Odd, I thought, I didn't know the G.N.D.s were Jewish, so I mentioned this to Mrs. Laquedem, whose eyebrows went up. "The G.N.D.s are Catholic," she said. "I'm sure they don't have a menorah."
So I located a menorah and we lit the candles on December 24 (the first night) as we will do for the rest of the week. The Laquedemitasse took great joy in helping to kindle the tapers. Whether he wanted a menorah because he thought (wrongly) that he would get another seven nights of presents, or because he wants a week to play with fire, I don't know. I'm hoping it's the former.
Two posts by Professor Bogdanski and Lars Larson, dealing with the subject of the use or non-use of the word "Christmas" in "Christmas tree," got me thinking on the subject. I found an illuminating history of Christmas trees at The History Channel. I'll summarize it as follows:
1. The tradition of decorating houses in winter with evergreens of some sort predates Christianity.
2. The Germans put up and decorated small Christmas trees starting in the 1600s. Colonial Americans deplored the joyous celebration of Christmas, and did not put up and decorate trees. The Mayflower group would have ostracized, or worse, anyone who decorated a tree to celebrate Christmas.

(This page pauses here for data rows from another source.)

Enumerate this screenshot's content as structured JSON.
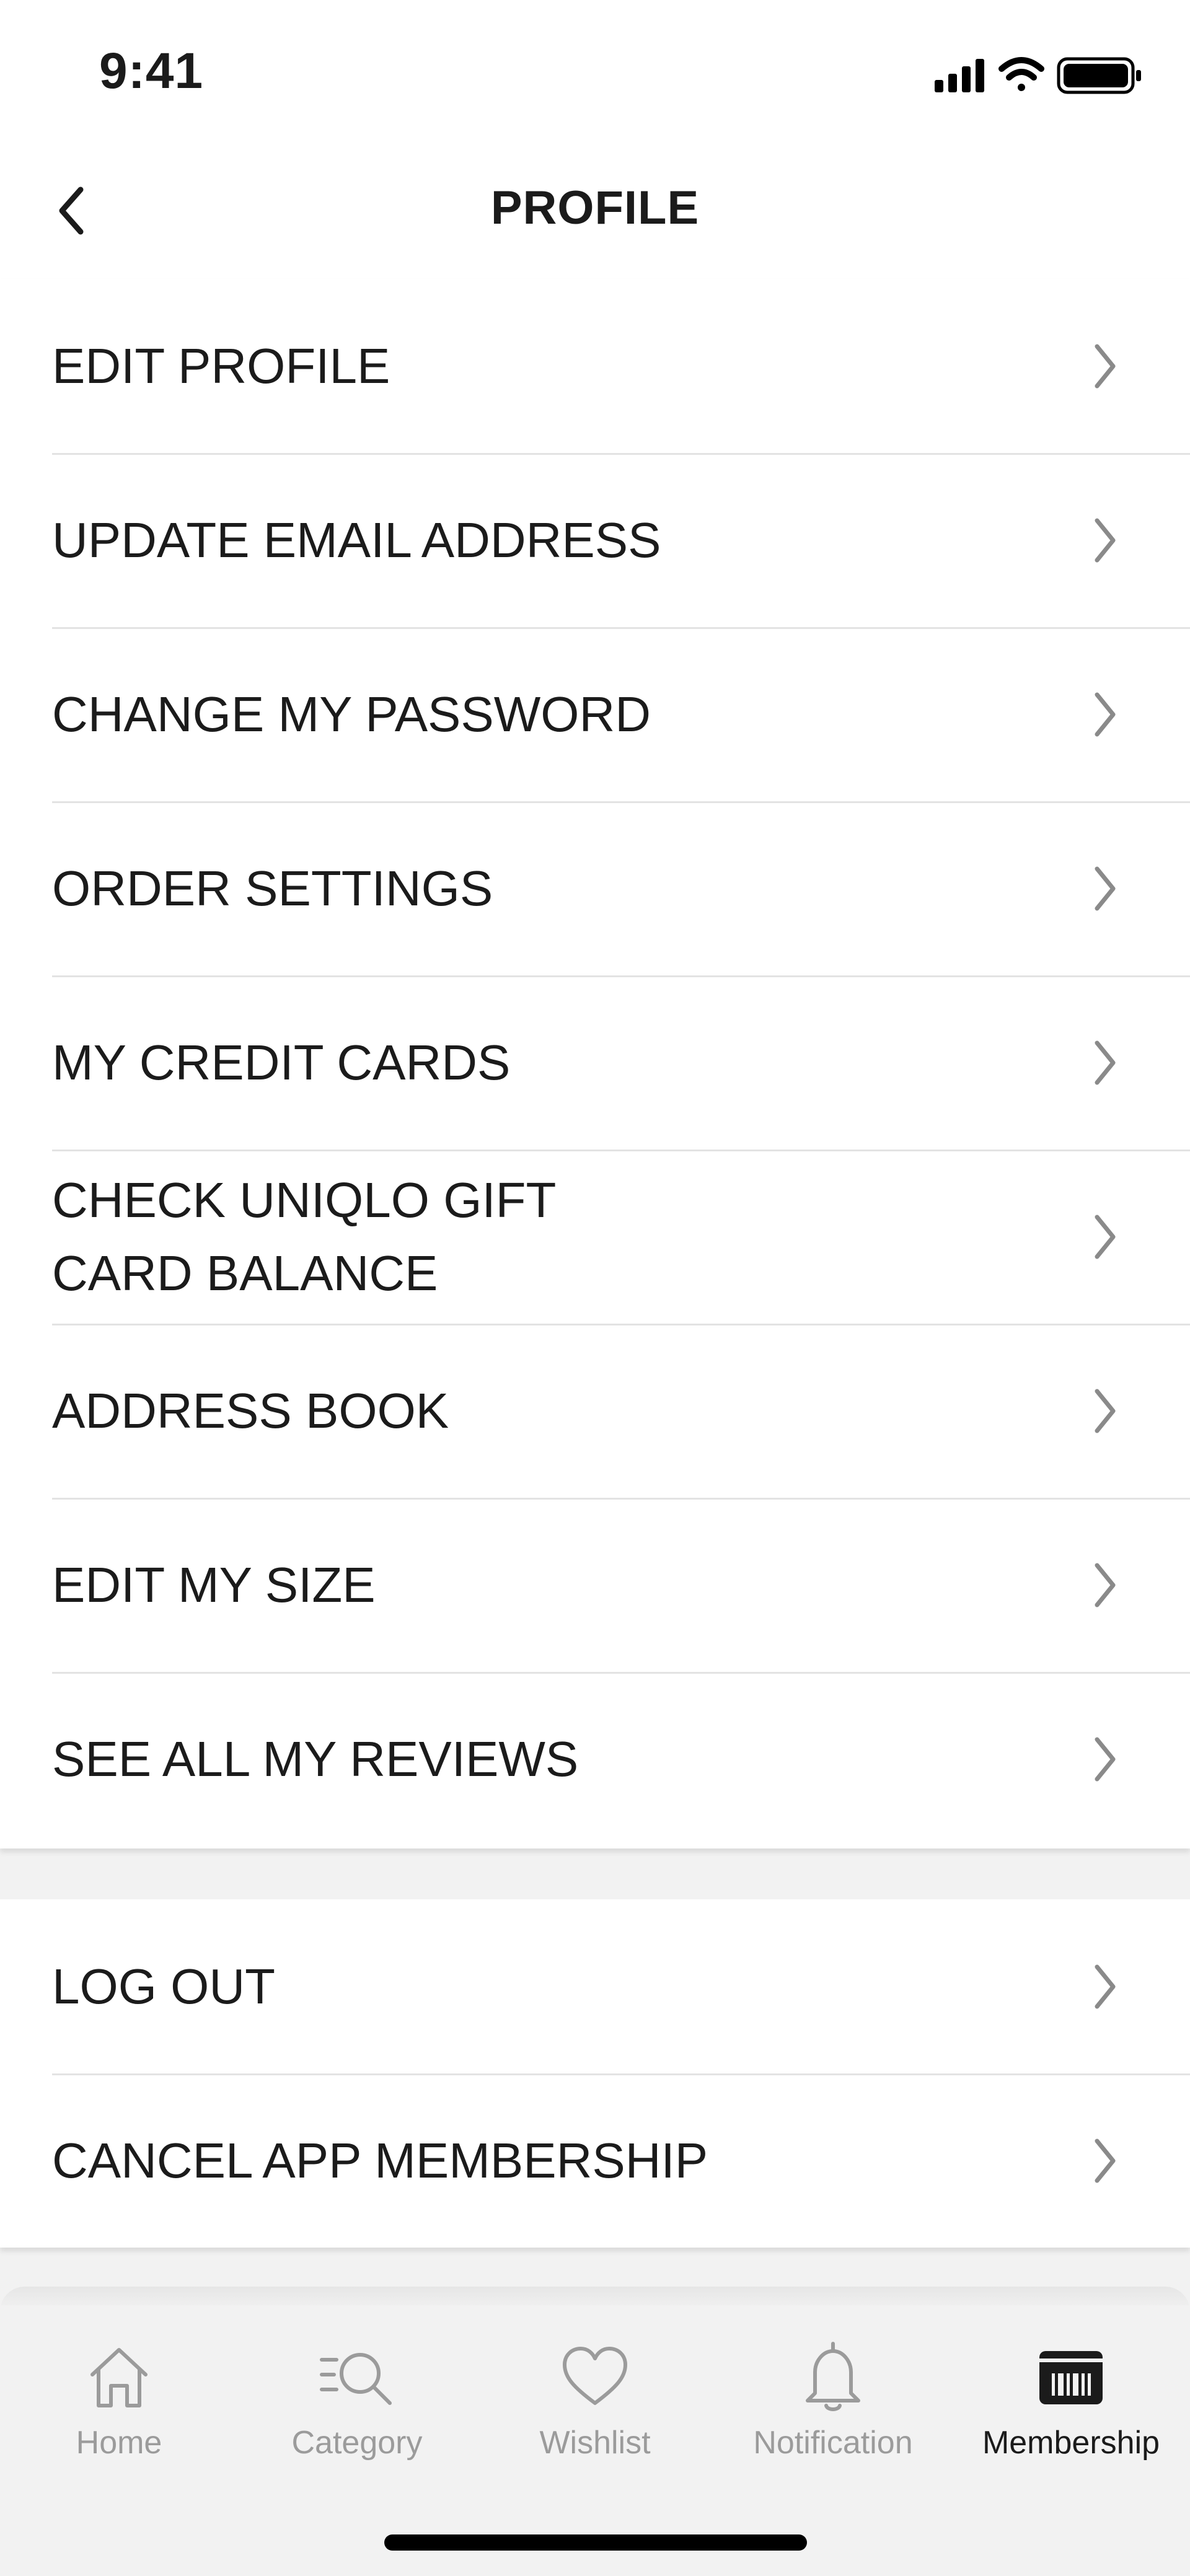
{
  "status_bar": {
    "time": "9:41"
  },
  "header": {
    "title": "PROFILE"
  },
  "menu_groups": [
    {
      "items": [
        {
          "label": "EDIT PROFILE"
        },
        {
          "label": "UPDATE EMAIL ADDRESS"
        },
        {
          "label": "CHANGE MY PASSWORD"
        },
        {
          "label": "ORDER SETTINGS"
        },
        {
          "label": "MY CREDIT CARDS"
        },
        {
          "label": "CHECK UNIQLO GIFT CARD BALANCE"
        },
        {
          "label": "ADDRESS BOOK"
        },
        {
          "label": "EDIT MY SIZE"
        },
        {
          "label": "SEE ALL MY REVIEWS"
        }
      ]
    },
    {
      "items": [
        {
          "label": "LOG OUT"
        },
        {
          "label": "CANCEL APP MEMBERSHIP"
        }
      ]
    }
  ],
  "tab_bar": {
    "active": "Membership",
    "tabs": [
      {
        "label": "Home",
        "icon": "home-icon"
      },
      {
        "label": "Category",
        "icon": "category-search-icon"
      },
      {
        "label": "Wishlist",
        "icon": "heart-icon"
      },
      {
        "label": "Notification",
        "icon": "bell-icon"
      },
      {
        "label": "Membership",
        "icon": "membership-card-icon"
      }
    ]
  },
  "colors": {
    "text": "#1b1b1b",
    "inactive_tab": "#9b9b9b",
    "chevron": "#8a8a8a",
    "divider": "#e3e3e3",
    "background": "#f2f2f2"
  }
}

3. In the 1840s, Queen Victoria and Prince Albert put up a Christmas tree in London, and English and American society followed their lead. At about the same time, German immigrants to the United States, whose numbers were increasing, were putting up trees.
4. (Here I've added to the research of The History Channel with some other work.) By the 1880s or 1890s, the celebration of Christmas had become commercialized -- for example, F.W. Woolworth was importing glass ornaments for trees -- and the tree had become part of the secular and commercial celebration of Christmas in the United States. (Commerce really should have taken hold of Hanukkah instead, because it lasts for eight days and could have been an excuse for eight times the shopping that Christmas offers.)
I am not a Christian. I celebrate Christmas as a secular holiday. The Christmas tree in the town square doesn't bother me, because it's secular; in America it's not a symbol with religious origins. (Actually I rather like the idea of putting up a tree in my house to celebrate America's history of commercial enterprise.) Calling it a "holiday tree" suggests that we aren't really sure which holiday we're celebrating.
A radical mullah in Iraq, Acham al-Muzzarah, in a speech broadcast by the Arab news network al-Jazeera, has called for the assassination of the head of a western nation, demonstrating to me that some people by nature of their extremist beliefs are unlikely ever to be enlightened to the point of accepting democratic values.
Oops -- I've just checked my notes. The location wasn't in Iraq, but in America; the network wasn't al-Jazeera, but the Christian Broadcast Network; the speaker wasn't a mullah, but a minister; and his name wasn't Acham al-Muzzarah, but Pat Robertson.
Sorry about my errors, but I don't see why they should change my conclusion.